The influx of immigrants has reached every corner of the country -- even here in Kansas City, which is about as far as a U.S. town can be from a border. Along Southwest Boulevard, a main street through some of the older neighborhoods, there are blocks where almost every shop and restaurant has signs written in Spanish.
"Most people, they don't care where you're from," said Zach's father, Lorenzo Rubio, a native of Veracruz, Mexico, who has lived in Kansas City for a quarter-century. "But sometimes, when they hear my accent, I get this, sort of, 'Why don't you go back home?' "
Rubio, a U.S. citizen, credits U.S. immigration law for his decision to fight his son's suspension.
"You can't just walk in and become a citizen," he said. "They make you take this government test. I studied for that test, and I learned that in America, they can't punish you unless you violate a written policy."
Rubio said he remembered that lesson on Nov. 28, when he received a call from Endeavor Alternative saying his son had been suspended.
"So I went to the principal and said, 'My son, he's not suspended for fighting, right? He's not suspended for disrespecting anyone. He's suspended for speaking Spanish in the hall?' So I asked her to show me the written policy about that.

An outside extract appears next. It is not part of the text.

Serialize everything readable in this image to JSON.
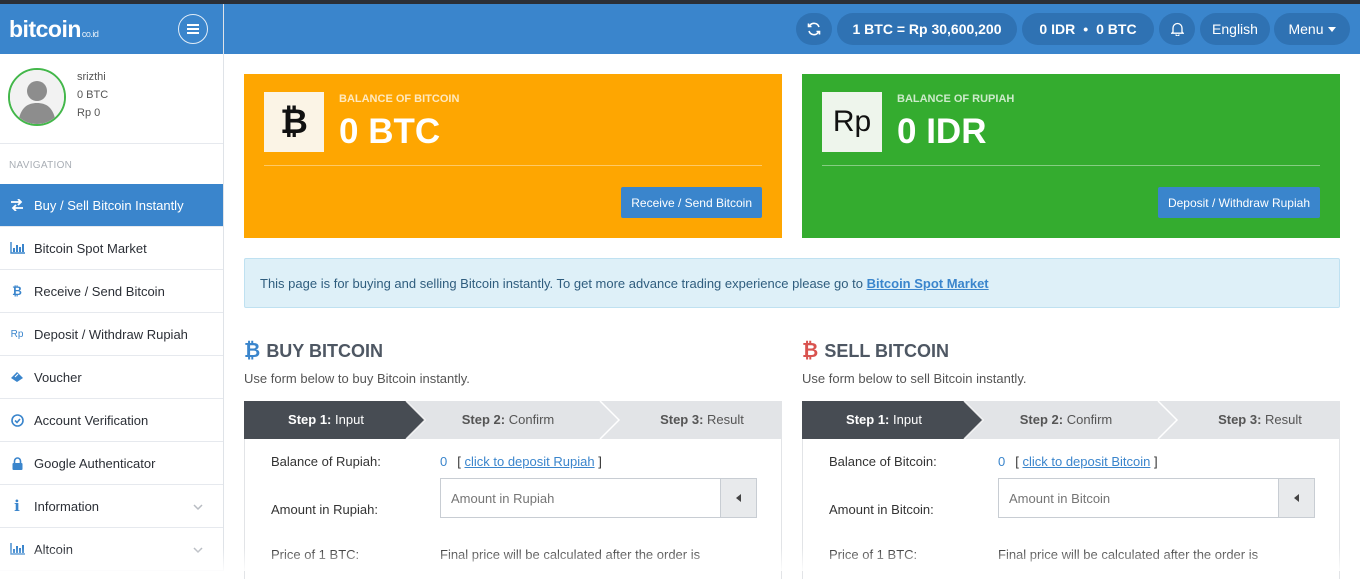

But they didn't have" one.
Rubio then called the superintendent of the Turner Unified School District, which operates the school. The district immediately rescinded Zach's suspension, local media reported. The superintendent did not respond to several requests to comment for this article.

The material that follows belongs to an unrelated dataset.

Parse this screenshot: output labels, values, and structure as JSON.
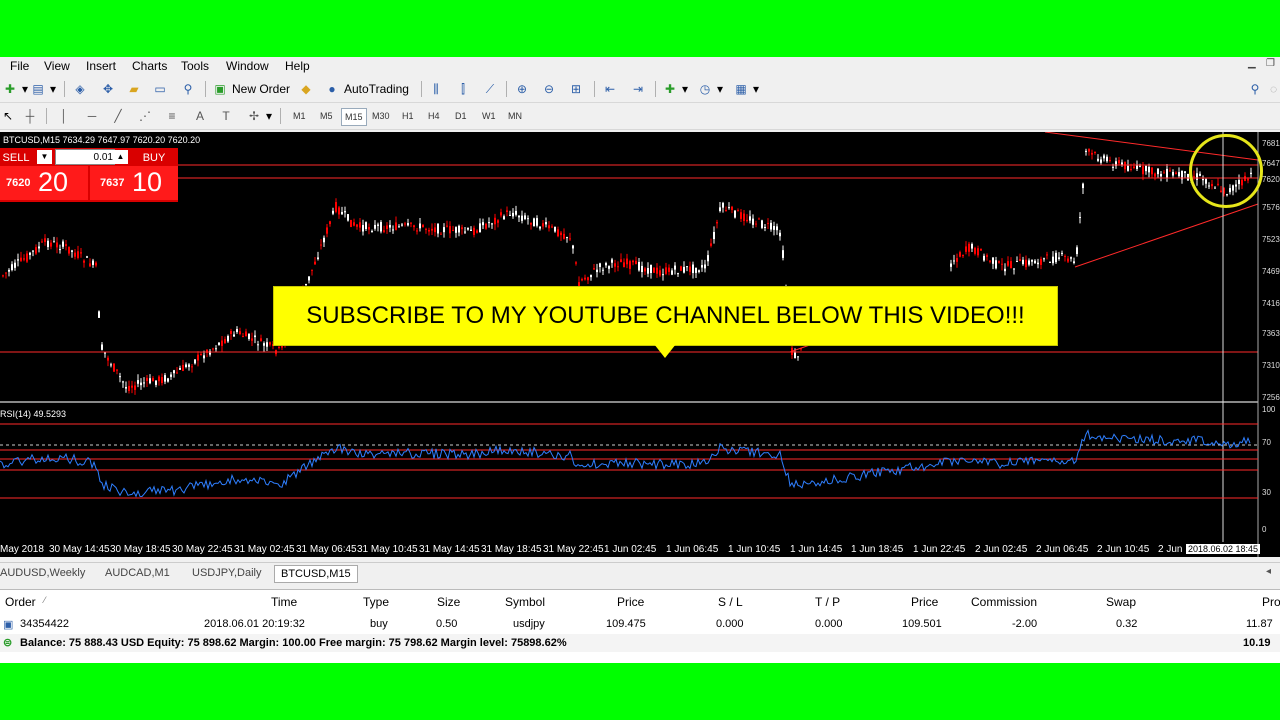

Since then, the issue of speaking Spanish in the hall has not been raised at the school, Zach said. "I know it would be, like, disruptive if I answered in Spanish in the classroom. I totally don't do that. But outside of class now, the teachers are like, 'Whatever.' "
For Zach's father, and for the Hispanic organizations that have expressed concern, the suspension is not a closed case. "Obviously they've violated his civil rights," said Chuck Chionuma, a lawyer in Kansas City, Mo., who is representing the Rubio family. "We're studying what form of legal redress will correct the situation."
Said Rubio: "I'm mainly doing this for other Mexican families, where the legal status is kind of shaky and they are afraid to speak up. Punished for speaking Spanish? Somebody has to stand up and say: This is wrong."